→ **WHAT THE EXERCISE ASKS**: Give back the data in full. Leave nothing out.

→ **DATA PROVIDED**:
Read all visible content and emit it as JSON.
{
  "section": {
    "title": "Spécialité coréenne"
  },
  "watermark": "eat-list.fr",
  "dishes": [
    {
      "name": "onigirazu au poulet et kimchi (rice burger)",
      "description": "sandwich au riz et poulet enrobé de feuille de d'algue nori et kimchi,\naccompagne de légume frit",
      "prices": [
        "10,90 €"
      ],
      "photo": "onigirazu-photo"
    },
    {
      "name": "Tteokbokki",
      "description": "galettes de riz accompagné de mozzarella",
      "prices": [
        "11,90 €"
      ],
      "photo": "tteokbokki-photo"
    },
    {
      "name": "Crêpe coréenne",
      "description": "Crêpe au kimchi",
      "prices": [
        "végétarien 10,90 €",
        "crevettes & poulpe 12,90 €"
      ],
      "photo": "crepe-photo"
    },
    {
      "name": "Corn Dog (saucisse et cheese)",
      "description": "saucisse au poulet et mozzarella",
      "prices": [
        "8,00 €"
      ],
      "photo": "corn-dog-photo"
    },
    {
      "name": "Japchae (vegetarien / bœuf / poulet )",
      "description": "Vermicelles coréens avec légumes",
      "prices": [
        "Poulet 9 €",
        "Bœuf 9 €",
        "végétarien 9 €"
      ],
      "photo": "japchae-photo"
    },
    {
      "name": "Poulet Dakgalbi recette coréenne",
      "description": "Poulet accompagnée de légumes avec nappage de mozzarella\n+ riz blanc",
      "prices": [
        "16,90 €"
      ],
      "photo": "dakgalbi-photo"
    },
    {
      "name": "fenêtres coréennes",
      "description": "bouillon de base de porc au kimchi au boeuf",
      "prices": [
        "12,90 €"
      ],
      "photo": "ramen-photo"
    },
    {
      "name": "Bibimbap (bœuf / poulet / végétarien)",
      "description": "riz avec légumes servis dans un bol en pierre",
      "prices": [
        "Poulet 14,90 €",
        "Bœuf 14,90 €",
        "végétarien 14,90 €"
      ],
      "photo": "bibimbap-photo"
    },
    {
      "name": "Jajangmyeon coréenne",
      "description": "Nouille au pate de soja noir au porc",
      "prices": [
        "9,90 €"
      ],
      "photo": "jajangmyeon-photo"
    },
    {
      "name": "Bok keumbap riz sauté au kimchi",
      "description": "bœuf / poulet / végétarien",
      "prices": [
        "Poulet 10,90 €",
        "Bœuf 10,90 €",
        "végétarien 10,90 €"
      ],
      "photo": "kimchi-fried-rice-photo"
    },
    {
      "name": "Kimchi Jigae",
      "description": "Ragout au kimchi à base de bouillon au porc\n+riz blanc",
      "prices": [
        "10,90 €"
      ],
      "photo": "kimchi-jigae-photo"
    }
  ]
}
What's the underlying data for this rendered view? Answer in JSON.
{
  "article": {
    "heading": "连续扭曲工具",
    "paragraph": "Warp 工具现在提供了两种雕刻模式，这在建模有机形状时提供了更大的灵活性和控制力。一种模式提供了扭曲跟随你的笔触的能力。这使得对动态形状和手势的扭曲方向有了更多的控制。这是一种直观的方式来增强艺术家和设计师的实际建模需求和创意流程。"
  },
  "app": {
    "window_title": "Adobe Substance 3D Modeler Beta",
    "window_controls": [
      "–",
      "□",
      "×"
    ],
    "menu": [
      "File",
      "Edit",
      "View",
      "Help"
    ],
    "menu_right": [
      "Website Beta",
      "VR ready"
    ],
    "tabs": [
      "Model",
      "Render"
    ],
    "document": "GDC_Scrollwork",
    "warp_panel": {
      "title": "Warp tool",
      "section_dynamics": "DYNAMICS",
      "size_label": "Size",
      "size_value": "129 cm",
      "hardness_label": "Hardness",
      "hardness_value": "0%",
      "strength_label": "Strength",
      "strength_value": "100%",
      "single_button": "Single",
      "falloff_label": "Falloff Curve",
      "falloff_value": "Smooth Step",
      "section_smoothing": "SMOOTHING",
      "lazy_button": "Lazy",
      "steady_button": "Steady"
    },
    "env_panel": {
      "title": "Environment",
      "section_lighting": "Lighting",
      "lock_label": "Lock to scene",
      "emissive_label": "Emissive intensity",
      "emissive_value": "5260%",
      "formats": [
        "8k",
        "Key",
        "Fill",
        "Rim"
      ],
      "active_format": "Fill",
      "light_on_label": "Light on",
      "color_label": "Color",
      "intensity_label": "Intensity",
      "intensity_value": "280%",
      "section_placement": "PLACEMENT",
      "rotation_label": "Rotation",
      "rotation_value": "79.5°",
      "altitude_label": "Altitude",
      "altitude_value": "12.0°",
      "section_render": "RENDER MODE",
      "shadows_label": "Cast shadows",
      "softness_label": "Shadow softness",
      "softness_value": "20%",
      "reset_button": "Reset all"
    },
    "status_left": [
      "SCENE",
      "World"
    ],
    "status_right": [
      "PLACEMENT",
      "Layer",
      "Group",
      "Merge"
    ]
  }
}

→ **RESULT BELOW**:
Read all visible content and emit it as JSON.
{
  "section": {
    "title": "Spécialité coréenne"
  },
  "watermark": "eat-list.fr",
  "dishes": [
    {
      "name": "onigirazu au poulet et kimchi (rice burger)",
      "description": "sandwich au riz et poulet enrobé de feuille de d'algue nori et kimchi,\naccompagne de légume frit",
      "prices": [
        "10,90 €"
      ],
      "photo": "onigirazu-photo"
    },
    {
      "name": "Tteokbokki",
      "description": "galettes de riz accompagné de mozzarella",
      "prices": [
        "11,90 €"
      ],
      "photo": "tteokbokki-photo"
    },
    {
      "name": "Crêpe coréenne",
      "description": "Crêpe au kimchi",
      "prices": [
        "végétarien 10,90 €",
        "crevettes & poulpe 12,90 €"
      ],
      "photo": "crepe-photo"
    },
    {
      "name": "Corn Dog (saucisse et cheese)",
      "description": "saucisse au poulet et mozzarella",
      "prices": [
        "8,00 €"
      ],
      "photo": "corn-dog-photo"
    },
    {
      "name": "Japchae (vegetarien / bœuf / poulet )",
      "description": "Vermicelles coréens avec légumes",
      "prices": [
        "Poulet 9 €",
        "Bœuf 9 €",
        "végétarien 9 €"
      ],
      "photo": "japchae-photo"
    },
    {
      "name": "Poulet Dakgalbi recette coréenne",
      "description": "Poulet accompagnée de légumes avec nappage de mozzarella\n+ riz blanc",
      "prices": [
        "16,90 €"
      ],
      "photo": "dakgalbi-photo"
    },
    {
      "name": "fenêtres coréennes",
      "description": "bouillon de base de porc au kimchi au boeuf",
      "prices": [
        "12,90 €"
      ],
      "photo": "ramen-photo"
    },
    {
      "name": "Bibimbap (bœuf / poulet / végétarien)",
      "description": "riz avec légumes servis dans un bol en pierre",
      "prices": [
        "Poulet 14,90 €",
        "Bœuf 14,90 €",
        "végétarien 14,90 €"
      ],
      "photo": "bibimbap-photo"
    },
    {
      "name": "Jajangmyeon coréenne",
      "description": "Nouille au pate de soja noir au porc",
      "prices": [
        "9,90 €"
      ],
      "photo": "jajangmyeon-photo"
    },
    {
      "name": "Bok keumbap riz sauté au kimchi",
      "description": "bœuf / poulet / végétarien",
      "prices": [
        "Poulet 10,90 €",
        "Bœuf 10,90 €",
        "végétarien 10,90 €"
      ],
      "photo": "kimchi-fried-rice-photo"
    },
    {
      "name": "Kimchi Jigae",
      "description": "Ragout au kimchi à base de bouillon au porc\n+riz blanc",
      "prices": [
        "10,90 €"
      ],
      "photo": "kimchi-jigae-photo"
    }
  ]
}
What's the underlying data for this rendered view? Answer in JSON.
{
  "article": {
    "heading": "连续扭曲工具",
    "paragraph": "Warp 工具现在提供了两种雕刻模式，这在建模有机形状时提供了更大的灵活性和控制力。一种模式提供了扭曲跟随你的笔触的能力。这使得对动态形状和手势的扭曲方向有了更多的控制。这是一种直观的方式来增强艺术家和设计师的实际建模需求和创意流程。"
  },
  "app": {
    "window_title": "Adobe Substance 3D Modeler Beta",
    "window_controls": [
      "–",
      "□",
      "×"
    ],
    "menu": [
      "File",
      "Edit",
      "View",
      "Help"
    ],
    "menu_right": [
      "Website Beta",
      "VR ready"
    ],
    "tabs": [
      "Model",
      "Render"
    ],
    "document": "GDC_Scrollwork",
    "warp_panel": {
      "title": "Warp tool",
      "section_dynamics": "DYNAMICS",
      "size_label": "Size",
      "size_value": "129 cm",
      "hardness_label": "Hardness",
      "hardness_value": "0%",
      "strength_label": "Strength",
      "strength_value": "100%",
      "single_button": "Single",
      "falloff_label": "Falloff Curve",
      "falloff_value": "Smooth Step",
      "section_smoothing": "SMOOTHING",
      "lazy_button": "Lazy",
      "steady_button": "Steady"
    },
    "env_panel": {
      "title": "Environment",
      "section_lighting": "Lighting",
      "lock_label": "Lock to scene",
      "emissive_label": "Emissive intensity",
      "emissive_value": "5260%",
      "formats": [
        "8k",
        "Key",
        "Fill",
        "Rim"
      ],
      "active_format": "Fill",
      "light_on_label": "Light on",
      "color_label": "Color",
      "intensity_label": "Intensity",
      "intensity_value": "280%",
      "section_placement": "PLACEMENT",
      "rotation_label": "Rotation",
      "rotation_value": "79.5°",
      "altitude_label": "Altitude",
      "altitude_value": "12.0°",
      "section_render": "RENDER MODE",
      "shadows_label": "Cast shadows",
      "softness_label": "Shadow softness",
      "softness_value": "20%",
      "reset_button": "Reset all"
    },
    "status_left": [
      "SCENE",
      "World"
    ],
    "status_right": [
      "PLACEMENT",
      "Layer",
      "Group",
      "Merge"
    ]
  }
}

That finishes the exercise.